He allows it to lull him asleep, right there in his foyer. He has long since cared about appearances, or any kind of normalcy. When he wakes in the morning he finds the flower still clutched in his hand. It is untarnished, unbroken, and still bathed in a soft, light pink glow. His eyes feel crusty and dry, his cheeks stiff with old tears. Slowly, he rises from his spot on the floor, a new mission forming inside of his mind.

He walks to his kitchen in search of a vase. Of course, he’s never needed a vase before, and so there isn’t one to be found. Instead, he settles on an old bottle. The label is scratched off (though he knows the bottle most likely held liquor, since that has been his company on and off for the past 17 years) but it is still intact, and Gale knows Prim was never one for rules or normalcy, either.

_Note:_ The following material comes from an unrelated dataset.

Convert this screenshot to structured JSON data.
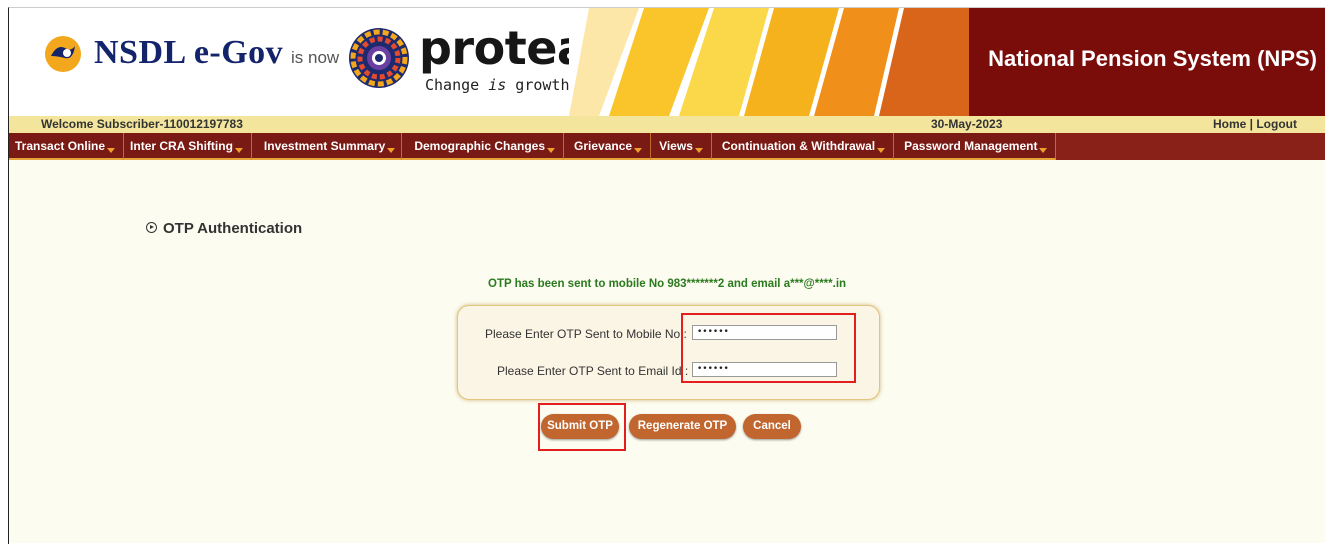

He puts the bottle under the tap and fills it with water. Once it’s full enough, he inserts the flower into the top of the bottle. The stem reaches about halfway in, while the top of the flower sticks out like the sun. Gale keeps it on his counter as he fixes his breakfast, as he gets ready for work, as he steps out his door. All through work he thinks of that flower, sitting on his counter. Thinks of how it could be Prim, if only for a little while.

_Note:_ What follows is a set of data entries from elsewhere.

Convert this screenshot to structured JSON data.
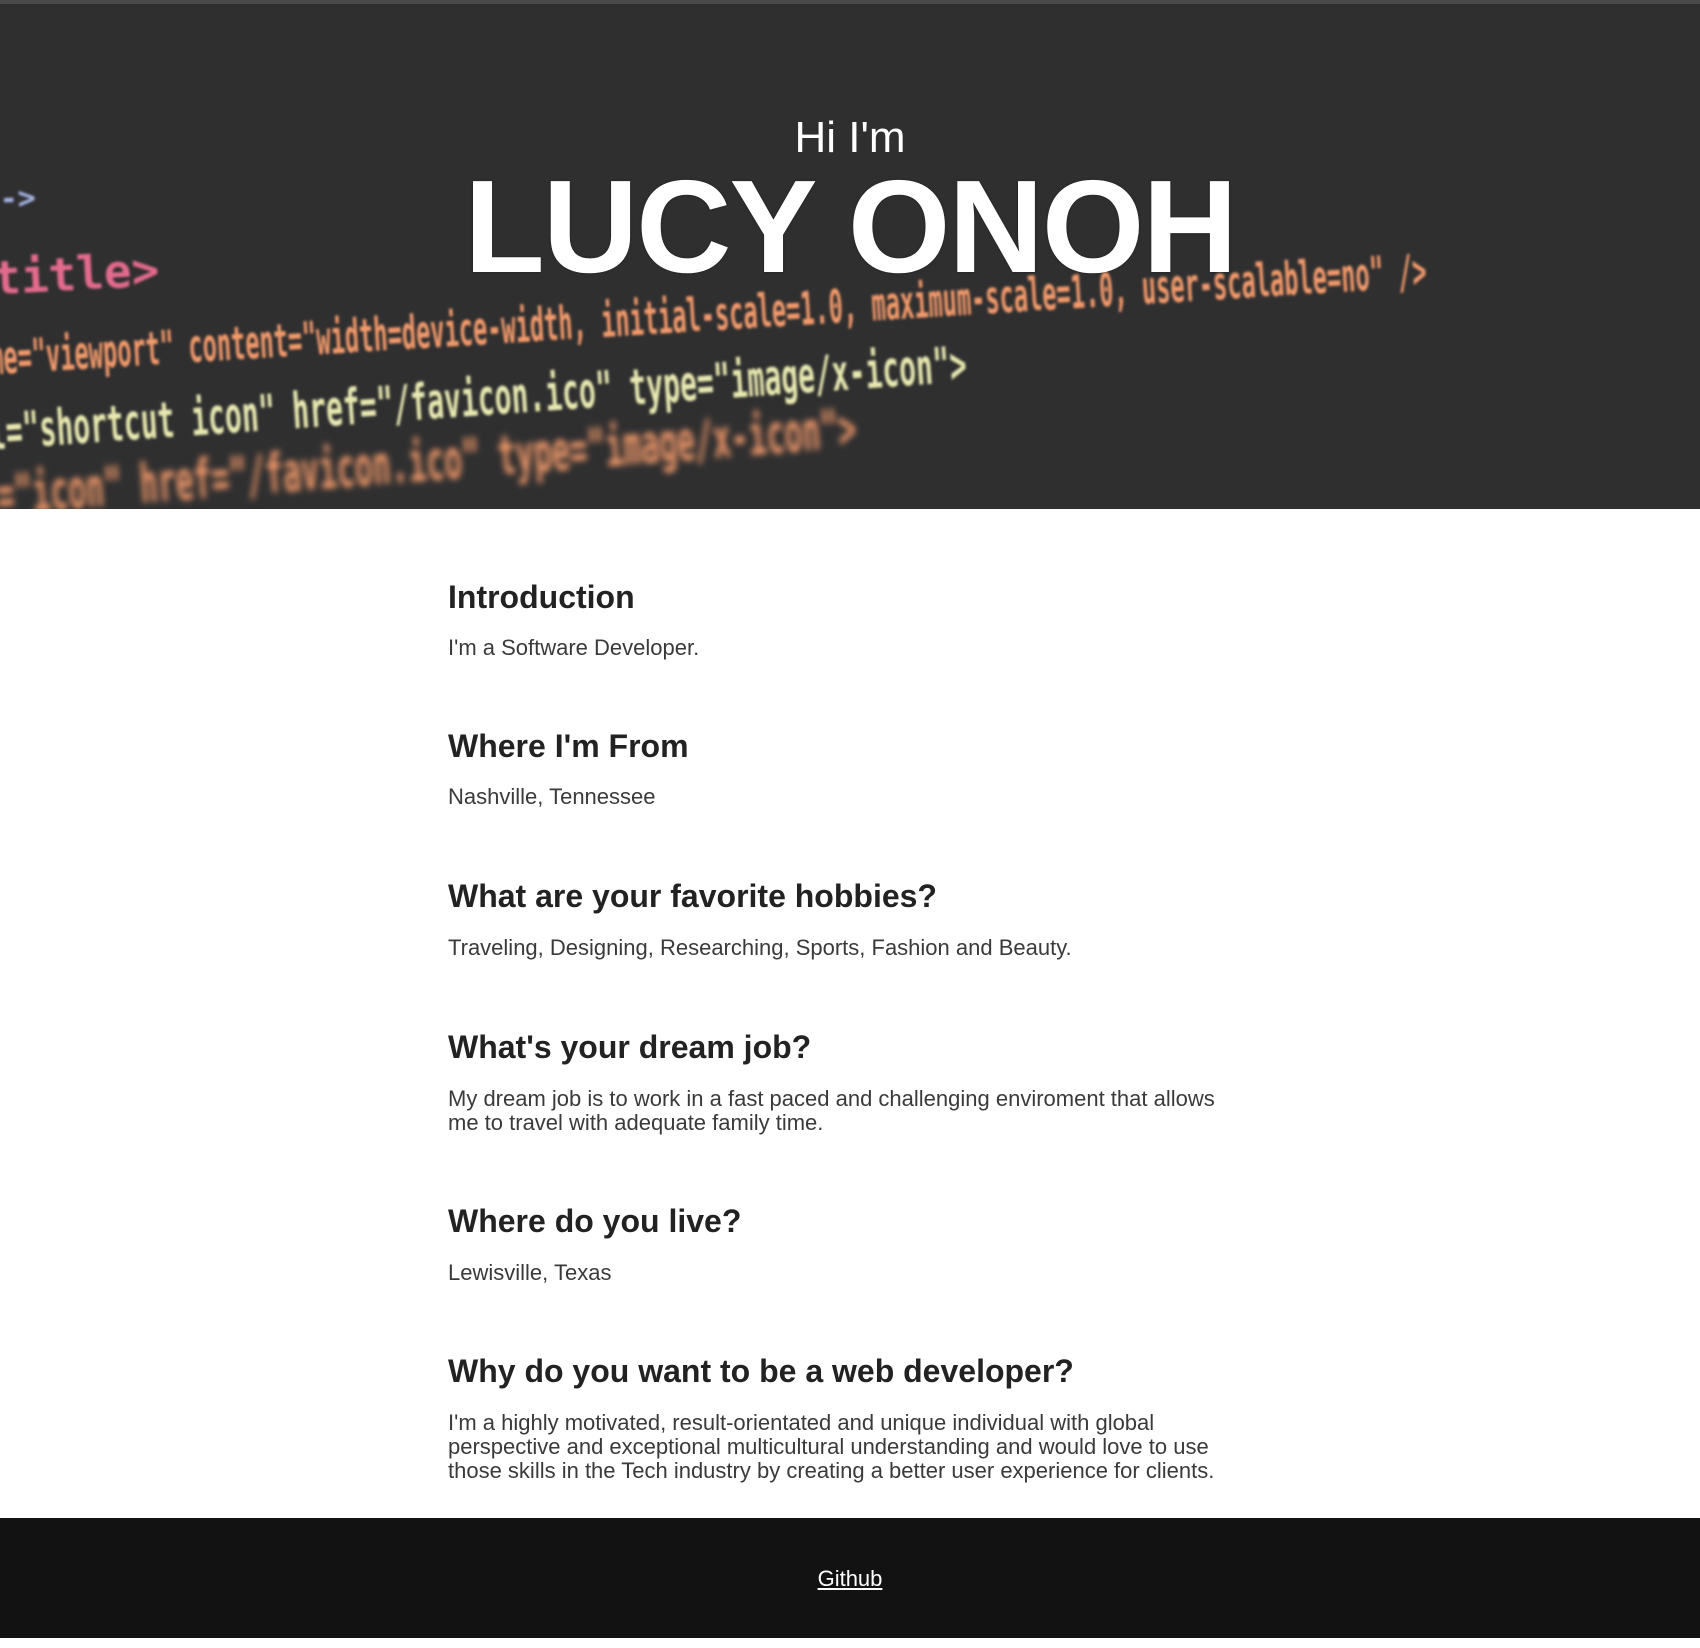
{
  "hero": {
    "greeting": "Hi I'm",
    "name": "LUCY ONOH",
    "code_lines": [
      "->",
      "title>",
      "me=\"viewport\" content=\"width=device-width, initial-scale=1.0, maximum-scale=1.0, user-scalable=no\" />",
      "l=\"shortcut icon\" href=\"/favicon.ico\" type=\"image/x-icon\">",
      "l=\"icon\" href=\"/favicon.ico\" type=\"image/x-icon\">"
    ]
  },
  "sections": [
    {
      "heading": "Introduction",
      "body": "I'm a Software Developer."
    },
    {
      "heading": "Where I'm From",
      "body": "Nashville, Tennessee"
    },
    {
      "heading": "What are your favorite hobbies?",
      "body": "Traveling, Designing, Researching, Sports, Fashion and Beauty."
    },
    {
      "heading": "What's your dream job?",
      "body": "My dream job is to work in a fast paced and challenging enviroment that allows me to travel with adequate family time."
    },
    {
      "heading": "Where do you live?",
      "body": "Lewisville, Texas"
    },
    {
      "heading": "Why do you want to be a web developer?",
      "body": "I'm a highly motivated, result-orientated and unique individual with global perspective and exceptional multicultural understanding and would love to use those skills in the Tech industry by creating a better user experience for clients."
    }
  ],
  "footer": {
    "link_label": "Github"
  },
  "colors": {
    "hero_bg": "#2f2f30",
    "footer_bg": "#121212",
    "heading": "#222222",
    "body_text": "#3a3a3a",
    "code_tag": "#e36a8c",
    "code_attr": "#f39a6a",
    "code_string": "#e8e8b0",
    "code_punct": "#a9b7e8"
  }
}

It will die, Gale thinks, it will die because it has to, but instead of agonizing over it, he feels a certain purpose wash over.

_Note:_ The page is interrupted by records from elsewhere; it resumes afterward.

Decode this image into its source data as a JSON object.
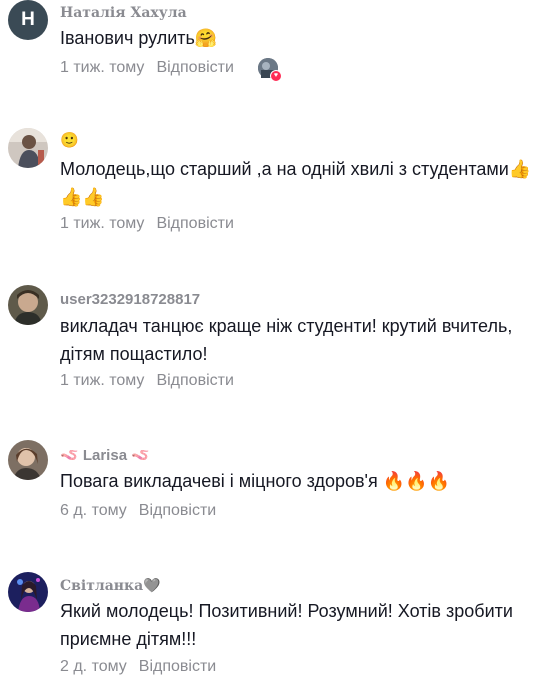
{
  "comments": [
    {
      "avatar_letter": "Н",
      "username": "Наталія Хахула",
      "text": "Іванович рулить",
      "emoji": "🤗",
      "time": "1 тиж. тому",
      "reply": "Відповісти",
      "creator_liked": true,
      "avatar_icon": "letter-avatar"
    },
    {
      "username_emoji": "🙂",
      "text": "Молодець,що старший ,а на одній хвилі з студентами👍",
      "text_line2": "👍👍",
      "time": "1 тиж. тому",
      "reply": "Відповісти",
      "avatar_icon": "photo-avatar"
    },
    {
      "username": "user3232918728817",
      "text": "викладач танцює краще ніж студенти! крутий вчитель,",
      "text_line2": "дітям пощастило!",
      "time": "1 тиж. тому",
      "reply": "Відповісти",
      "avatar_icon": "photo-avatar"
    },
    {
      "username": "🪱 Larisa 🪱",
      "text": "Повага викладачеві і міцного здоров'я 🔥🔥🔥",
      "time": "6 д. тому",
      "reply": "Відповісти",
      "avatar_icon": "photo-avatar"
    },
    {
      "username": "Світланка🩶",
      "text": "Який молодець! Позитивний! Розумний! Хотів зробити",
      "text_line2": "приємне дітям!!!",
      "time": "2 д. тому",
      "reply": "Відповісти",
      "avatar_icon": "photo-avatar"
    }
  ],
  "colors": {
    "text": "#161823",
    "muted": "#8a8b91",
    "like_heart": "#fe2c55"
  }
}
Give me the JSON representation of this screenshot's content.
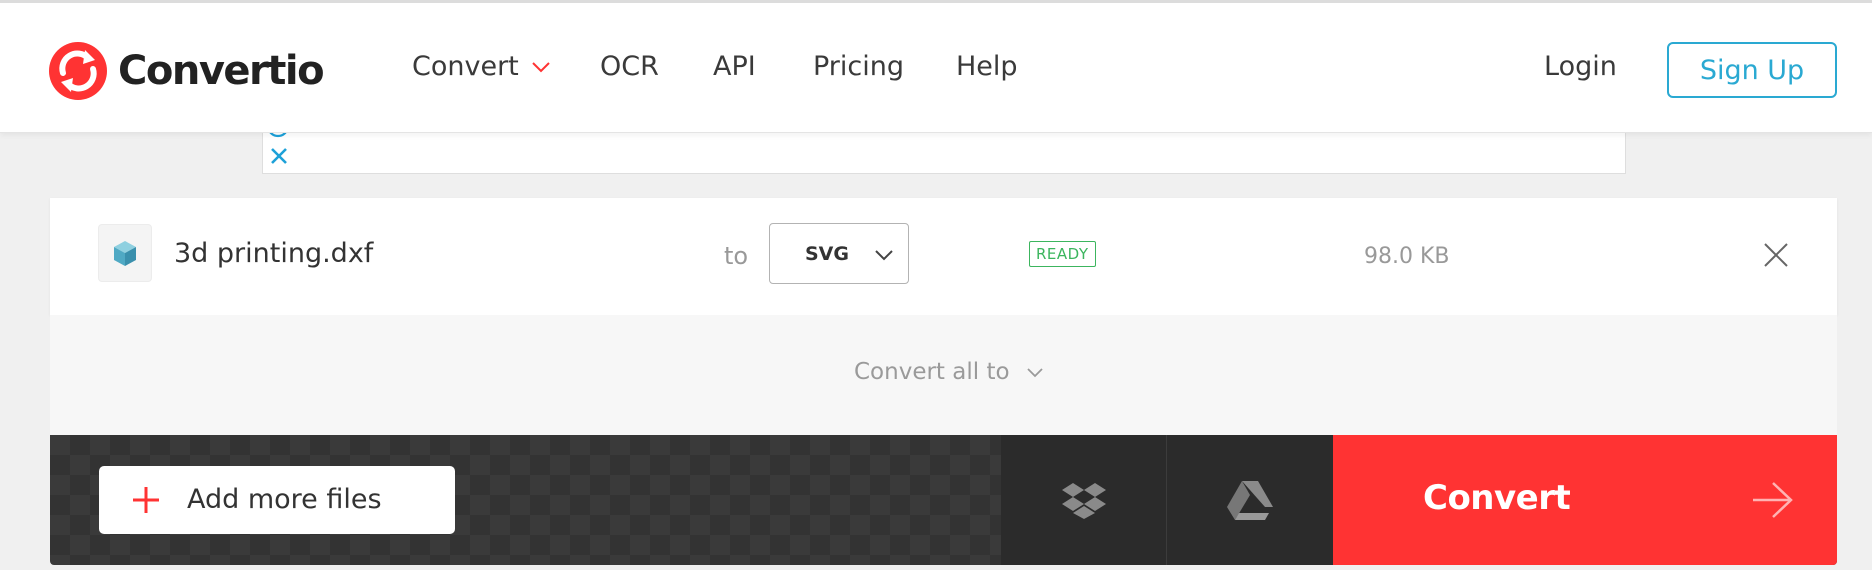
{
  "brand": {
    "name": "Convertio",
    "accent": "#ff3333",
    "link_color": "#2aa9d2"
  },
  "nav": {
    "items": [
      {
        "label": "Convert",
        "has_dropdown": true
      },
      {
        "label": "OCR"
      },
      {
        "label": "API"
      },
      {
        "label": "Pricing"
      },
      {
        "label": "Help"
      }
    ],
    "login_label": "Login",
    "signup_label": "Sign Up"
  },
  "ad": {
    "icons": [
      "adchoices-icon",
      "close-icon"
    ]
  },
  "file": {
    "name": "3d printing.dxf",
    "icon": "cube-icon",
    "to_label": "to",
    "target_format": "SVG",
    "status": "READY",
    "status_color": "#3cb55e",
    "size": "98.0 KB"
  },
  "convert_all": {
    "label": "Convert all to"
  },
  "actions": {
    "add_files_label": "Add more files",
    "cloud_sources": [
      "dropbox-icon",
      "google-drive-icon"
    ],
    "convert_label": "Convert"
  }
}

Work goes by fast and he knows it is because he didn’t spend the whole meeting thinking of that horrible day they invaded the Capitol. Instead, he thought about the walk home from work.

He decides to take the scenic route again, knowing it is the only route he will take from now on. He looks to the area where he plucked the primrose, expecting to find a gaping hole. But this is District 2, and they like to keep things clean, like to keep things in order. So a new flower has been planted in its place, and Gale thanks whoever is watching over him for it. Thanks them for not taking this away from him, too.

A pale, pink primrose stares back at him amidst a group of colorful flowers. He smiles (his first genuine smile in 17 years, and though it is a smile of relief, Gale counts it as a smile nonetheless) plucks it out of the ground, and places it in his front pocket, intending it to join the other in his kitchen.

The next morning Gale wakes up and walks down into the kitchen, staring at the two flowers encased in the bottle. He smiles without baring teeth and plans to make a detour on his way home from work.

After all, if he is to continue going the scenic route, he is going to need a vase.

whirl_fragrancewhirl_fragrance on August 30th, 2012 04:40 am (UTC)
Ooh, I really loved this! I didn't like how the ending of Mockingjay just completely ignored Gale. It felt really rushed and the way Gale just disappears from the narrative made me feel like I was supposed to care more about Katniss and Peeta getting together. But I honestly was more curious about Gale, and Collins never addresses that at all. I mean, he must've been guilty. I think you're exactly right, because I think Gale and Prim were friends and were close too, and it must've been really awful for Gale to know how she died. This is just such an interesting exploration of how Gale would deal with Prim's death and knowing he may have had a hand in it. I think he's pretty sure that the bomb was his, actually, but maybe that's just me.
neverknew_xoneverknew_xo on August 30th, 2012 03:51 pm (UTC)
Thank you so much for the review! I completely agree about the ending of Mockingjay excluding Gale. He was an essential character and all we really know about him at the end is that he has a fancy job in District 2. I had so many questions by the end, like what was his fancy job? Is he married? Does he still grieve because of everything that's happened? So many questions. So since we got that kind of vague ending, I really wanted to show Gale wrestling with his guilt, because I think it's a lot harder when you don't know if you did or didn't do something wrong. I'm really glad you liked this! It's my first time writing about The Hunger Games series :)
sly_as_fawkessly_as_fawkes on September 8th, 2012 01:40 am (UTC)
This was awesome. It's nice to read something from Gale's POV and something with depth of feeling. I really enjoyed it.
neverknew_xoneverknew_xo on September 8th, 2012 05:09 am (UTC)
Thank you so much! I'm glad you liked it :)